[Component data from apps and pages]
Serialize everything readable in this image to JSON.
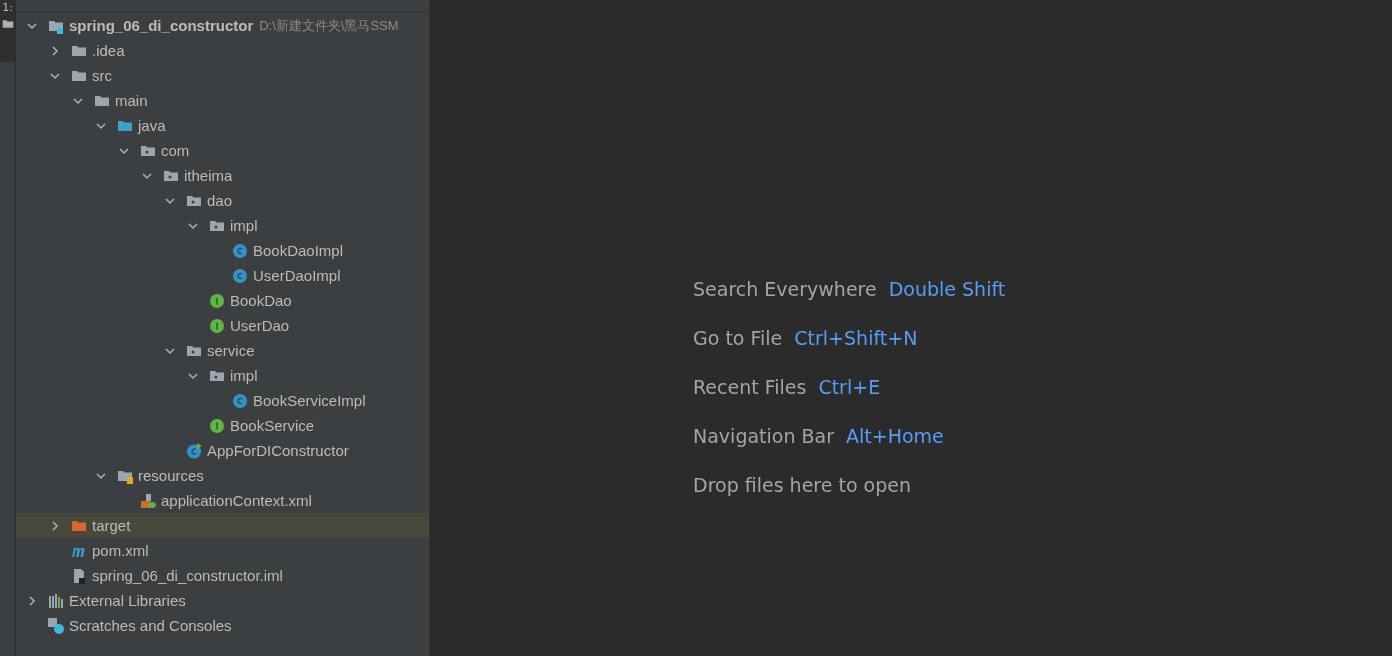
{
  "side_strip": {
    "tab": "1:"
  },
  "tree": [
    {
      "kind": "module",
      "label": "spring_06_di_constructor",
      "path": "D:\\新建文件夹\\黑马SSM",
      "expanded": true,
      "selected": false,
      "children": [
        {
          "kind": "folder",
          "label": ".idea",
          "expanded": false,
          "selected": false
        },
        {
          "kind": "folder",
          "label": "src",
          "expanded": true,
          "selected": false,
          "children": [
            {
              "kind": "folder",
              "label": "main",
              "expanded": true,
              "selected": false,
              "children": [
                {
                  "kind": "source",
                  "label": "java",
                  "expanded": true,
                  "selected": false,
                  "children": [
                    {
                      "kind": "package",
                      "label": "com",
                      "expanded": true,
                      "selected": false,
                      "children": [
                        {
                          "kind": "package",
                          "label": "itheima",
                          "expanded": true,
                          "selected": false,
                          "children": [
                            {
                              "kind": "package",
                              "label": "dao",
                              "expanded": true,
                              "selected": false,
                              "children": [
                                {
                                  "kind": "package",
                                  "label": "impl",
                                  "expanded": true,
                                  "selected": false,
                                  "children": [
                                    {
                                      "kind": "class",
                                      "label": "BookDaoImpl",
                                      "selected": false
                                    },
                                    {
                                      "kind": "class",
                                      "label": "UserDaoImpl",
                                      "selected": false
                                    }
                                  ]
                                },
                                {
                                  "kind": "interface",
                                  "label": "BookDao",
                                  "selected": false
                                },
                                {
                                  "kind": "interface",
                                  "label": "UserDao",
                                  "selected": false
                                }
                              ]
                            },
                            {
                              "kind": "package",
                              "label": "service",
                              "expanded": true,
                              "selected": false,
                              "children": [
                                {
                                  "kind": "package",
                                  "label": "impl",
                                  "expanded": true,
                                  "selected": false,
                                  "children": [
                                    {
                                      "kind": "class",
                                      "label": "BookServiceImpl",
                                      "selected": false
                                    }
                                  ]
                                },
                                {
                                  "kind": "interface",
                                  "label": "BookService",
                                  "selected": false
                                }
                              ]
                            },
                            {
                              "kind": "mainclass",
                              "label": "AppForDIConstructor",
                              "selected": false
                            }
                          ]
                        }
                      ]
                    }
                  ]
                },
                {
                  "kind": "resources",
                  "label": "resources",
                  "expanded": true,
                  "selected": false,
                  "children": [
                    {
                      "kind": "xml",
                      "label": "applicationContext.xml",
                      "selected": false
                    }
                  ]
                }
              ]
            }
          ]
        },
        {
          "kind": "target",
          "label": "target",
          "expanded": false,
          "selected": true
        },
        {
          "kind": "maven",
          "label": "pom.xml",
          "selected": false
        },
        {
          "kind": "iml",
          "label": "spring_06_di_constructor.iml",
          "selected": false
        }
      ]
    },
    {
      "kind": "libraries",
      "label": "External Libraries",
      "expanded": false,
      "selected": false
    },
    {
      "kind": "scratches",
      "label": "Scratches and Consoles",
      "selected": false
    }
  ],
  "hints": [
    {
      "label": "Search Everywhere",
      "shortcut": "Double Shift"
    },
    {
      "label": "Go to File",
      "shortcut": "Ctrl+Shift+N"
    },
    {
      "label": "Recent Files",
      "shortcut": "Ctrl+E"
    },
    {
      "label": "Navigation Bar",
      "shortcut": "Alt+Home"
    },
    {
      "label": "Drop files here to open"
    }
  ]
}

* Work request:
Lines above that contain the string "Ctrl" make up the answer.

* Exercise answer:
      "shortcut": "Ctrl+Shift+N"
      "shortcut": "Ctrl+E"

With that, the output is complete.